Each record is to be reproduced verbatim.

*** Information supplied Section Begins ***

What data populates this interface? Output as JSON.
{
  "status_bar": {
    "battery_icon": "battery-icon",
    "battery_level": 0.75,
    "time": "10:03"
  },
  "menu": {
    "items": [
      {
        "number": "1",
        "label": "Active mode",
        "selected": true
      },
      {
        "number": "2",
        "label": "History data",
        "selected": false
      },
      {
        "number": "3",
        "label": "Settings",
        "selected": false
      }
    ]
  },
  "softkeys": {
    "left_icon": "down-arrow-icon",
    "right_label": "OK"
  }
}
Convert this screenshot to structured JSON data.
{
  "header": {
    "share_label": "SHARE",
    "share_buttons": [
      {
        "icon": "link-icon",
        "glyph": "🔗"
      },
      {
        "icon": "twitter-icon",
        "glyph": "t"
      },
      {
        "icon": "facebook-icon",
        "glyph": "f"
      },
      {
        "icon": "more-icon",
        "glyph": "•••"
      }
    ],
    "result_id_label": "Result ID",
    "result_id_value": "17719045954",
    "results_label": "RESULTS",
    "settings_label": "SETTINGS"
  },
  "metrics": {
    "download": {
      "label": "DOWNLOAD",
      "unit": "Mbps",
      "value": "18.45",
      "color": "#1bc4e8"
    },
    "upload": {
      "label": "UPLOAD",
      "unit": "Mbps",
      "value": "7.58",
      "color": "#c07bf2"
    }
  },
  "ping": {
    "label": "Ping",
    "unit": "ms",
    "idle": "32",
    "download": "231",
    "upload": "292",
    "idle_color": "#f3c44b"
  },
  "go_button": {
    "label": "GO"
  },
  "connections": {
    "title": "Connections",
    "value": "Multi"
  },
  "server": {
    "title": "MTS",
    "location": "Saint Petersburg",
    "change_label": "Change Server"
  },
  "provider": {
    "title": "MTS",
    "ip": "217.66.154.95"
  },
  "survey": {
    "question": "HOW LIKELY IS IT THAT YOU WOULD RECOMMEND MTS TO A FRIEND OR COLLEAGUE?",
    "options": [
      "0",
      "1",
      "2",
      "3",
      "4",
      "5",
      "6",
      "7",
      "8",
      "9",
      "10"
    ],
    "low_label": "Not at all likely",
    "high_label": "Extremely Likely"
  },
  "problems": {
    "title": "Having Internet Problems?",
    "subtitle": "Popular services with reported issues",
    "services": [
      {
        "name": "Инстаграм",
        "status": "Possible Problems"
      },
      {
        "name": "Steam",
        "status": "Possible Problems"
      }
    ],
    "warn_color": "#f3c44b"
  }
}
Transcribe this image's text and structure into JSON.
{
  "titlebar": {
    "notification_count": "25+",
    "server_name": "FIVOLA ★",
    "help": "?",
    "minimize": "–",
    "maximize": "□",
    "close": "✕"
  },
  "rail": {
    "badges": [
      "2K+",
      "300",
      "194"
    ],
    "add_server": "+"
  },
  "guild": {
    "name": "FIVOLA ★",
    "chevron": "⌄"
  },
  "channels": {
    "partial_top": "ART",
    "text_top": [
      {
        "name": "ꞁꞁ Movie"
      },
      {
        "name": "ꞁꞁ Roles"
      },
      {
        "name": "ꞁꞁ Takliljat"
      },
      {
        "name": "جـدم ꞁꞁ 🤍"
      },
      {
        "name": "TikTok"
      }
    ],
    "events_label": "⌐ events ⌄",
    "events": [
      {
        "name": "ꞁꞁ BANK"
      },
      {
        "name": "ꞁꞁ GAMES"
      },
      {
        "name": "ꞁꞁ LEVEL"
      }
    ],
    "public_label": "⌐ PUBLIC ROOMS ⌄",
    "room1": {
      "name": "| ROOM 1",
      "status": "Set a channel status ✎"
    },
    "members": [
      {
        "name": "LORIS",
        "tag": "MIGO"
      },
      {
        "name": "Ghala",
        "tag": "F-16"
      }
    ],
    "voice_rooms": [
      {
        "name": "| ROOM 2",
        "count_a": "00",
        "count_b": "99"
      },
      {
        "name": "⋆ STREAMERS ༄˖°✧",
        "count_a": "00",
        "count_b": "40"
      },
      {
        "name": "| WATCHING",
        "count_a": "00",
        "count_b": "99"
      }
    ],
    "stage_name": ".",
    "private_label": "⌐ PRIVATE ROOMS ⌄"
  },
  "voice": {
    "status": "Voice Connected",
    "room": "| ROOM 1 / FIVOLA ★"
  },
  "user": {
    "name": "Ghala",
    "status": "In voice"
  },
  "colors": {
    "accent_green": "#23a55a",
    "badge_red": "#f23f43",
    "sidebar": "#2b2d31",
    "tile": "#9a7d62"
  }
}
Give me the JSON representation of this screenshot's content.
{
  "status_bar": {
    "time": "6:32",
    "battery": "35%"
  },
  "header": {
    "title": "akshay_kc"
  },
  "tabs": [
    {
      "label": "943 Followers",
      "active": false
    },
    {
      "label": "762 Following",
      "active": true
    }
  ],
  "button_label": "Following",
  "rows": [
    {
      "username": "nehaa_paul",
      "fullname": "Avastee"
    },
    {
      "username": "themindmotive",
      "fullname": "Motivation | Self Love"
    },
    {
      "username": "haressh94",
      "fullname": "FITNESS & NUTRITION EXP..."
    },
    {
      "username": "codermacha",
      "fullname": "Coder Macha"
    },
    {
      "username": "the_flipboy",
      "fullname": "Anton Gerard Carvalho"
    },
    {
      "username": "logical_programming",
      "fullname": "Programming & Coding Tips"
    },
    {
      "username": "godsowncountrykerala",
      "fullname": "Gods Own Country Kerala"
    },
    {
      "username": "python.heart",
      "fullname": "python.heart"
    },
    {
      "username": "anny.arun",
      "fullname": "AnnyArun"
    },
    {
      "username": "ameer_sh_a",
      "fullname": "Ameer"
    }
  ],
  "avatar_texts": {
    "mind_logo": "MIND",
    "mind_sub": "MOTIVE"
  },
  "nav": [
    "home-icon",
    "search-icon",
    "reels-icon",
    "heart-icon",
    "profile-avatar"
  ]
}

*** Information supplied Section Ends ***

▶ **Solution below**
What data populates this interface? Output as JSON.
{
  "status_bar": {
    "battery_icon": "battery-icon",
    "battery_level": 0.75,
    "time": "10:03"
  },
  "menu": {
    "items": [
      {
        "number": "1",
        "label": "Active mode",
        "selected": true
      },
      {
        "number": "2",
        "label": "History data",
        "selected": false
      },
      {
        "number": "3",
        "label": "Settings",
        "selected": false
      }
    ]
  },
  "softkeys": {
    "left_icon": "down-arrow-icon",
    "right_label": "OK"
  }
}
Convert this screenshot to structured JSON data.
{
  "header": {
    "share_label": "SHARE",
    "share_buttons": [
      {
        "icon": "link-icon",
        "glyph": "🔗"
      },
      {
        "icon": "twitter-icon",
        "glyph": "t"
      },
      {
        "icon": "facebook-icon",
        "glyph": "f"
      },
      {
        "icon": "more-icon",
        "glyph": "•••"
      }
    ],
    "result_id_label": "Result ID",
    "result_id_value": "17719045954",
    "results_label": "RESULTS",
    "settings_label": "SETTINGS"
  },
  "metrics": {
    "download": {
      "label": "DOWNLOAD",
      "unit": "Mbps",
      "value": "18.45",
      "color": "#1bc4e8"
    },
    "upload": {
      "label": "UPLOAD",
      "unit": "Mbps",
      "value": "7.58",
      "color": "#c07bf2"
    }
  },
  "ping": {
    "label": "Ping",
    "unit": "ms",
    "idle": "32",
    "download": "231",
    "upload": "292",
    "idle_color": "#f3c44b"
  },
  "go_button": {
    "label": "GO"
  },
  "connections": {
    "title": "Connections",
    "value": "Multi"
  },
  "server": {
    "title": "MTS",
    "location": "Saint Petersburg",
    "change_label": "Change Server"
  },
  "provider": {
    "title": "MTS",
    "ip": "217.66.154.95"
  },
  "survey": {
    "question": "HOW LIKELY IS IT THAT YOU WOULD RECOMMEND MTS TO A FRIEND OR COLLEAGUE?",
    "options": [
      "0",
      "1",
      "2",
      "3",
      "4",
      "5",
      "6",
      "7",
      "8",
      "9",
      "10"
    ],
    "low_label": "Not at all likely",
    "high_label": "Extremely Likely"
  },
  "problems": {
    "title": "Having Internet Problems?",
    "subtitle": "Popular services with reported issues",
    "services": [
      {
        "name": "Инстаграм",
        "status": "Possible Problems"
      },
      {
        "name": "Steam",
        "status": "Possible Problems"
      }
    ],
    "warn_color": "#f3c44b"
  }
}
Transcribe this image's text and structure into JSON.
{
  "titlebar": {
    "notification_count": "25+",
    "server_name": "FIVOLA ★",
    "help": "?",
    "minimize": "–",
    "maximize": "□",
    "close": "✕"
  },
  "rail": {
    "badges": [
      "2K+",
      "300",
      "194"
    ],
    "add_server": "+"
  },
  "guild": {
    "name": "FIVOLA ★",
    "chevron": "⌄"
  },
  "channels": {
    "partial_top": "ART",
    "text_top": [
      {
        "name": "ꞁꞁ Movie"
      },
      {
        "name": "ꞁꞁ Roles"
      },
      {
        "name": "ꞁꞁ Takliljat"
      },
      {
        "name": "جـدم ꞁꞁ 🤍"
      },
      {
        "name": "TikTok"
      }
    ],
    "events_label": "⌐ events ⌄",
    "events": [
      {
        "name": "ꞁꞁ BANK"
      },
      {
        "name": "ꞁꞁ GAMES"
      },
      {
        "name": "ꞁꞁ LEVEL"
      }
    ],
    "public_label": "⌐ PUBLIC ROOMS ⌄",
    "room1": {
      "name": "| ROOM 1",
      "status": "Set a channel status ✎"
    },
    "members": [
      {
        "name": "LORIS",
        "tag": "MIGO"
      },
      {
        "name": "Ghala",
        "tag": "F-16"
      }
    ],
    "voice_rooms": [
      {
        "name": "| ROOM 2",
        "count_a": "00",
        "count_b": "99"
      },
      {
        "name": "⋆ STREAMERS ༄˖°✧",
        "count_a": "00",
        "count_b": "40"
      },
      {
        "name": "| WATCHING",
        "count_a": "00",
        "count_b": "99"
      }
    ],
    "stage_name": ".",
    "private_label": "⌐ PRIVATE ROOMS ⌄"
  },
  "voice": {
    "status": "Voice Connected",
    "room": "| ROOM 1 / FIVOLA ★"
  },
  "user": {
    "name": "Ghala",
    "status": "In voice"
  },
  "colors": {
    "accent_green": "#23a55a",
    "badge_red": "#f23f43",
    "sidebar": "#2b2d31",
    "tile": "#9a7d62"
  }
}
Give me the JSON representation of this screenshot's content.
{
  "status_bar": {
    "time": "6:32",
    "battery": "35%"
  },
  "header": {
    "title": "akshay_kc"
  },
  "tabs": [
    {
      "label": "943 Followers",
      "active": false
    },
    {
      "label": "762 Following",
      "active": true
    }
  ],
  "button_label": "Following",
  "rows": [
    {
      "username": "nehaa_paul",
      "fullname": "Avastee"
    },
    {
      "username": "themindmotive",
      "fullname": "Motivation | Self Love"
    },
    {
      "username": "haressh94",
      "fullname": "FITNESS & NUTRITION EXP..."
    },
    {
      "username": "codermacha",
      "fullname": "Coder Macha"
    },
    {
      "username": "the_flipboy",
      "fullname": "Anton Gerard Carvalho"
    },
    {
      "username": "logical_programming",
      "fullname": "Programming & Coding Tips"
    },
    {
      "username": "godsowncountrykerala",
      "fullname": "Gods Own Country Kerala"
    },
    {
      "username": "python.heart",
      "fullname": "python.heart"
    },
    {
      "username": "anny.arun",
      "fullname": "AnnyArun"
    },
    {
      "username": "ameer_sh_a",
      "fullname": "Ameer"
    }
  ],
  "avatar_texts": {
    "mind_logo": "MIND",
    "mind_sub": "MOTIVE"
  },
  "nav": [
    "home-icon",
    "search-icon",
    "reels-icon",
    "heart-icon",
    "profile-avatar"
  ]
}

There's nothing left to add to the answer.